In the copy, include no pictures. Reproduce the rest of the entries exactly.
Start of Records for the task
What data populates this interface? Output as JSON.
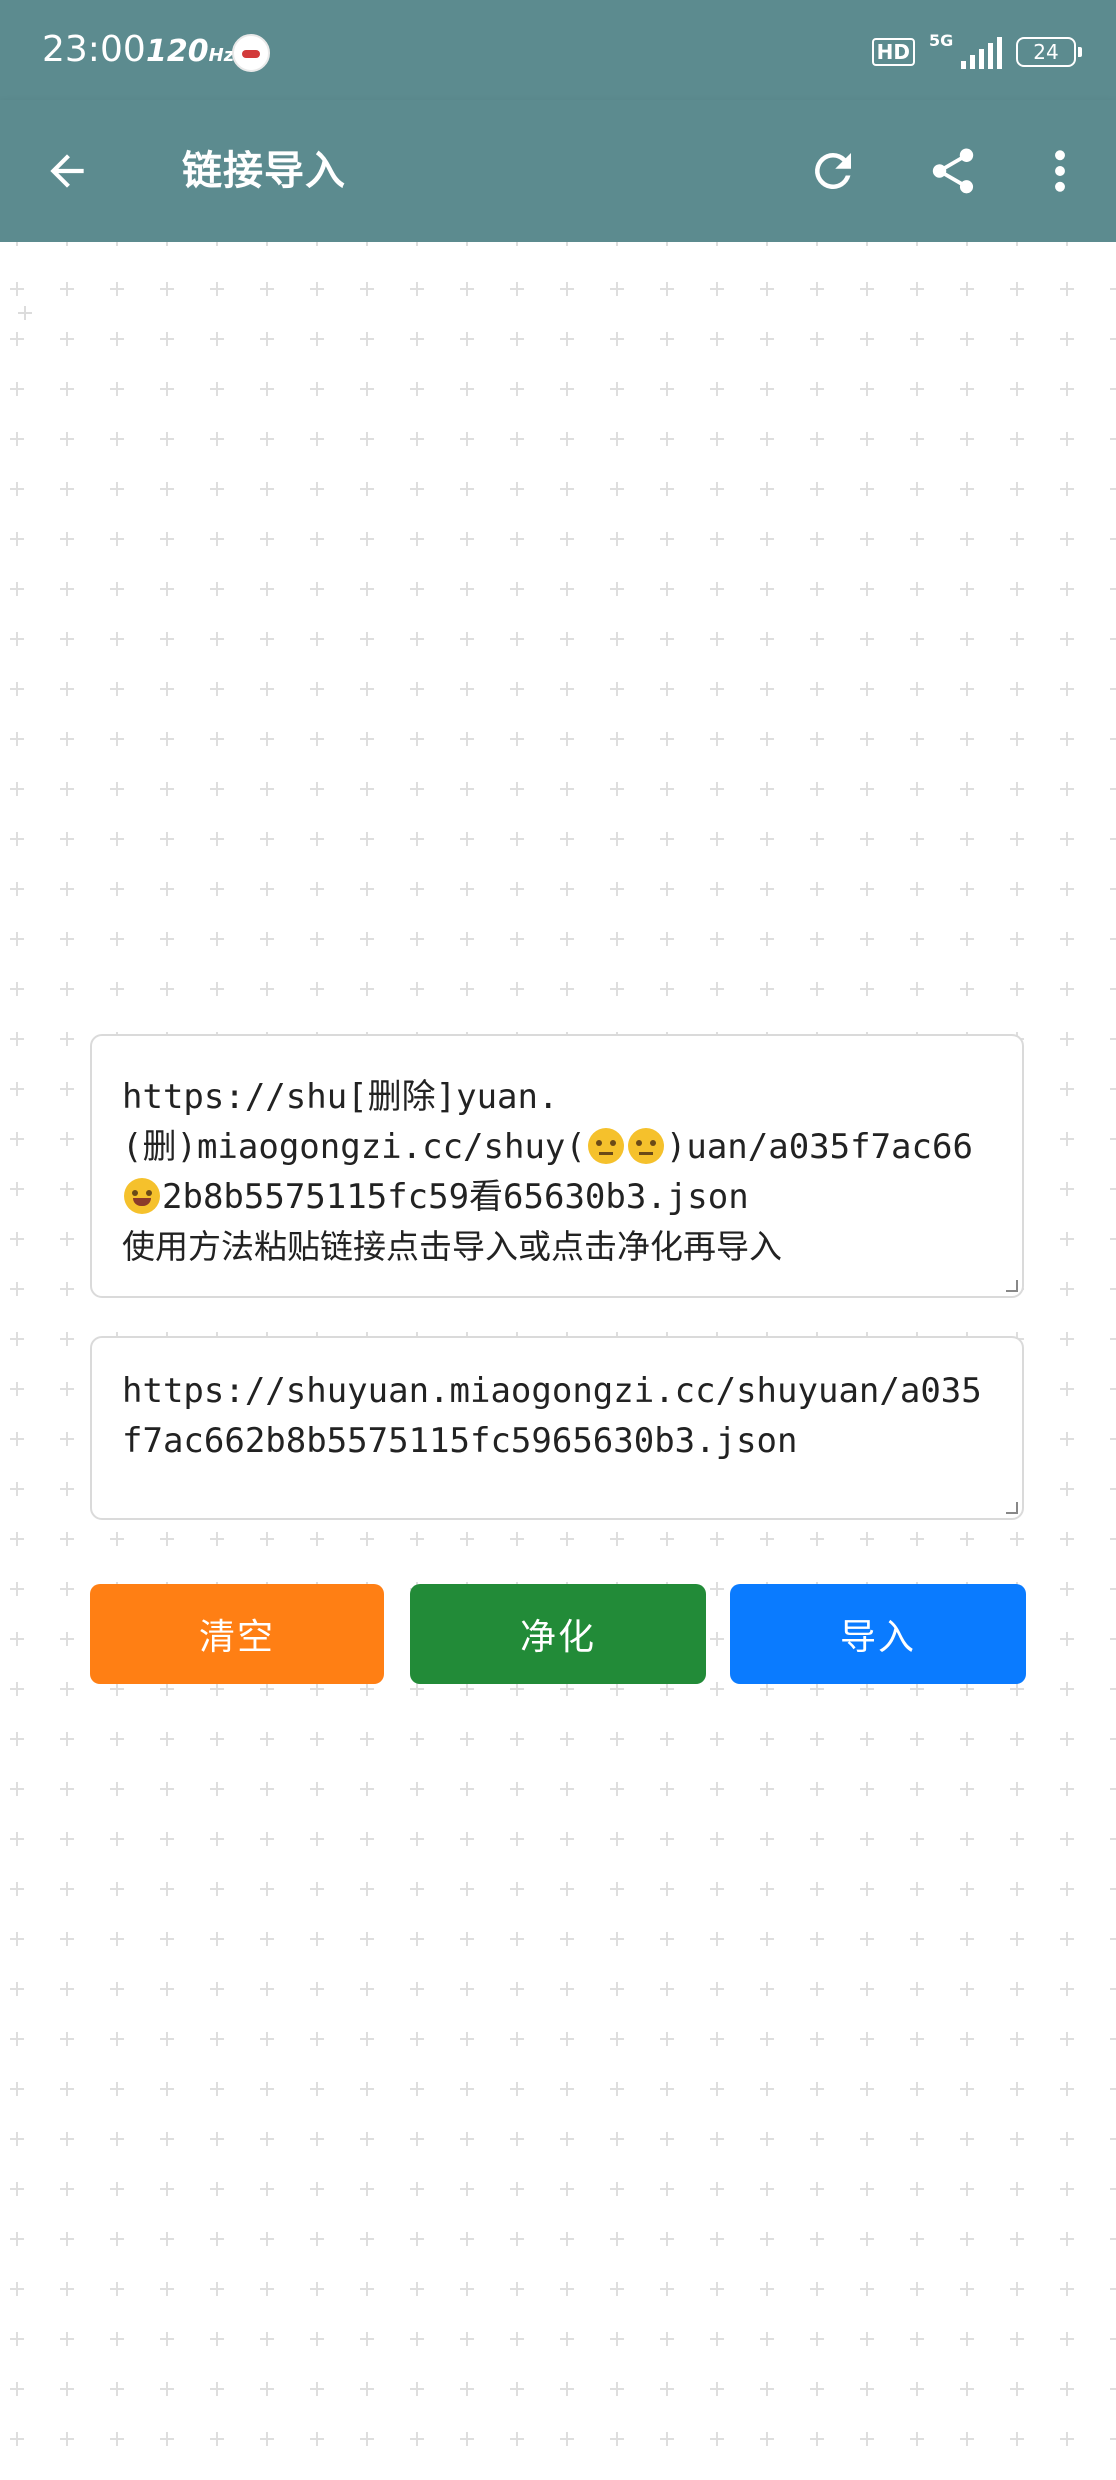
{
  "status_bar": {
    "time": "23:00",
    "refresh_rate": "120",
    "hd_badge": "HD",
    "network": "5G",
    "battery": "24"
  },
  "app_bar": {
    "title": "链接导入",
    "icons": [
      "back-arrow-icon",
      "refresh-icon",
      "share-icon",
      "more-vert-icon"
    ]
  },
  "source_input": {
    "line1": "https://shu[删除]yuan.",
    "line2_start": "(删)miaogongzi.cc/shuy(",
    "line2_end": ")uan/a035f7ac66",
    "line3": "2b8b5575115fc59看65630b3.json",
    "hint": "使用方法粘贴链接点击导入或点击净化再导入"
  },
  "result_input": {
    "value": "https://shuyuan.miaogongzi.cc/shuyuan/a035f7ac662b8b5575115fc5965630b3.json"
  },
  "buttons": {
    "clear": "清空",
    "clean": "净化",
    "import": "导入"
  },
  "colors": {
    "app_bar": "#5c8b8f",
    "clear_button": "#ff7f14",
    "clean_button": "#228b38",
    "import_button": "#0a7bff"
  }
}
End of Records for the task
§ Finished task
What data populates this interface? Output as JSON.
{
  "status_bar": {
    "time": "23:00",
    "refresh_rate": "120",
    "hd_badge": "HD",
    "network": "5G",
    "battery": "24"
  },
  "app_bar": {
    "title": "链接导入",
    "icons": [
      "back-arrow-icon",
      "refresh-icon",
      "share-icon",
      "more-vert-icon"
    ]
  },
  "source_input": {
    "line1": "https://shu[删除]yuan.",
    "line2_start": "(删)miaogongzi.cc/shuy(",
    "line2_end": ")uan/a035f7ac66",
    "line3": "2b8b5575115fc59看65630b3.json",
    "hint": "使用方法粘贴链接点击导入或点击净化再导入"
  },
  "result_input": {
    "value": "https://shuyuan.miaogongzi.cc/shuyuan/a035f7ac662b8b5575115fc5965630b3.json"
  },
  "buttons": {
    "clear": "清空",
    "clean": "净化",
    "import": "导入"
  },
  "colors": {
    "app_bar": "#5c8b8f",
    "clear_button": "#ff7f14",
    "clean_button": "#228b38",
    "import_button": "#0a7bff"
  }
}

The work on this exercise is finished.